Element data from apps and pages
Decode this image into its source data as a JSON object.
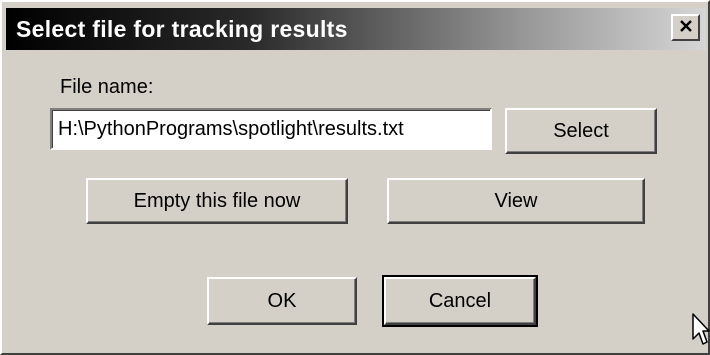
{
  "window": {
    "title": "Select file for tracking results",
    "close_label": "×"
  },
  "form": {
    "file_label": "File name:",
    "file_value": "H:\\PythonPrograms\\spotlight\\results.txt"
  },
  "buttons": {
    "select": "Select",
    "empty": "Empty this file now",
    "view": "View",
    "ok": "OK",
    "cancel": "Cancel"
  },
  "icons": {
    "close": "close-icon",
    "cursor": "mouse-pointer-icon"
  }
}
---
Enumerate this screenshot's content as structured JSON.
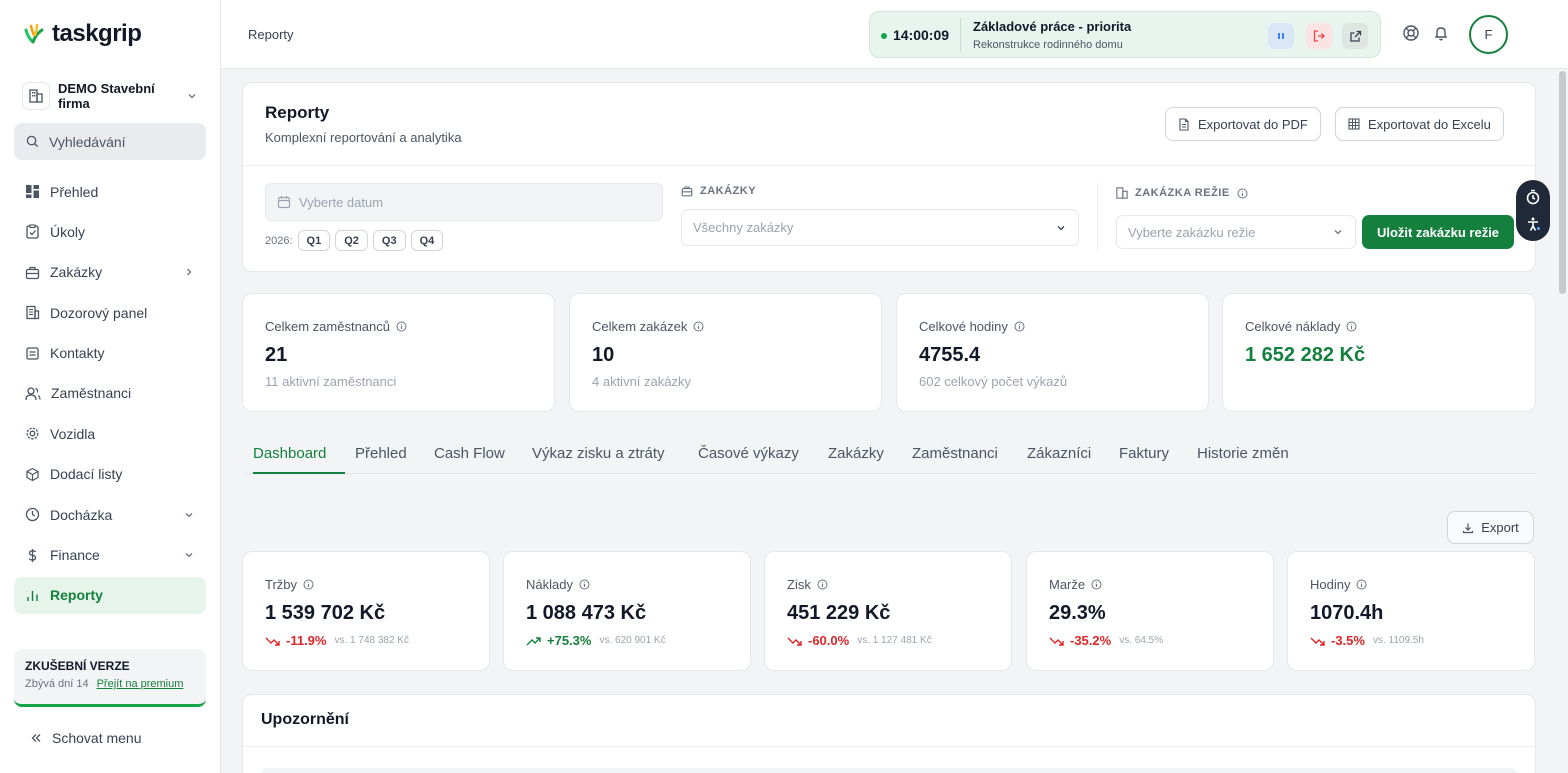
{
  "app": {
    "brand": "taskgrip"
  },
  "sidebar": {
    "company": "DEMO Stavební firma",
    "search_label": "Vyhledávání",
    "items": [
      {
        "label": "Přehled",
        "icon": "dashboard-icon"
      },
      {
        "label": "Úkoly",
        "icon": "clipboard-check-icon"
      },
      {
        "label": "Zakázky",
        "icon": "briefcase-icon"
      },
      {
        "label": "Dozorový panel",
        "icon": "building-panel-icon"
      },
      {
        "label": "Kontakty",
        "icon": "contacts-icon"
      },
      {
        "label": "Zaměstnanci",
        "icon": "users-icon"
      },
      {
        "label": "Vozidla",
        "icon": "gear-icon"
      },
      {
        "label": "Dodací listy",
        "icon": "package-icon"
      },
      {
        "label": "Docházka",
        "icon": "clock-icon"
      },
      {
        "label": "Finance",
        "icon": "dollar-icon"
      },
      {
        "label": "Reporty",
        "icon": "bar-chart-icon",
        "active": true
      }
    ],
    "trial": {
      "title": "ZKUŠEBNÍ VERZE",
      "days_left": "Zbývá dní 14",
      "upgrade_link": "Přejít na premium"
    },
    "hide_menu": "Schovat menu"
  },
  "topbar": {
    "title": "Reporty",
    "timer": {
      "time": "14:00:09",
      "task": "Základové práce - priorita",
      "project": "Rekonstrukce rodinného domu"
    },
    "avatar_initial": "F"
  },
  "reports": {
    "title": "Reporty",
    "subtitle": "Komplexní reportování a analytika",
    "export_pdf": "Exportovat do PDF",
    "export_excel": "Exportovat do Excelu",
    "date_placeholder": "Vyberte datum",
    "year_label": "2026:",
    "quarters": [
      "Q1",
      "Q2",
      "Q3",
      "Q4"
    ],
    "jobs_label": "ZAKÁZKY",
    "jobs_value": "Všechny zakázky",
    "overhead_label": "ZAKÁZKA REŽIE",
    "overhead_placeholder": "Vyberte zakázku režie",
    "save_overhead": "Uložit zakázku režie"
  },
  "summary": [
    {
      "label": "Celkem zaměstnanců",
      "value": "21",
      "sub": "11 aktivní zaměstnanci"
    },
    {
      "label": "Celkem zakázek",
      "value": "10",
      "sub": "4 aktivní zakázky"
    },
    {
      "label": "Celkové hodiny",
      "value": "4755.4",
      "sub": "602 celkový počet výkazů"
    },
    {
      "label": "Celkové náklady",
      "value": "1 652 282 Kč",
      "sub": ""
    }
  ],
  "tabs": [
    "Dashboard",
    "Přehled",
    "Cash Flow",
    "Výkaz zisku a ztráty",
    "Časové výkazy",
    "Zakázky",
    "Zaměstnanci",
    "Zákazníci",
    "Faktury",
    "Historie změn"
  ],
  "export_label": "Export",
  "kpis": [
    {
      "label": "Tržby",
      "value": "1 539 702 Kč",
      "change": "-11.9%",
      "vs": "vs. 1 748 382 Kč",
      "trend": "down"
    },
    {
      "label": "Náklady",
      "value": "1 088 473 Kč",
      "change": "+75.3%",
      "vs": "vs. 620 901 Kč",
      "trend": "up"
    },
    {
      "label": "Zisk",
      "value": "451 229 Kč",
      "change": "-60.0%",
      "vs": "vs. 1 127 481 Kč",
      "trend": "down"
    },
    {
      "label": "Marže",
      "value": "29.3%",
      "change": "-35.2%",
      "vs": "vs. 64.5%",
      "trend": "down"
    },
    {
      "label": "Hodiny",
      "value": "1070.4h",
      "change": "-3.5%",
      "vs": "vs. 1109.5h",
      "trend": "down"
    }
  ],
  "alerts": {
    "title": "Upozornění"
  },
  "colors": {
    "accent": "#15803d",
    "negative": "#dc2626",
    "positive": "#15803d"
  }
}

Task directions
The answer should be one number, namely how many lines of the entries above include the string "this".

Solution
3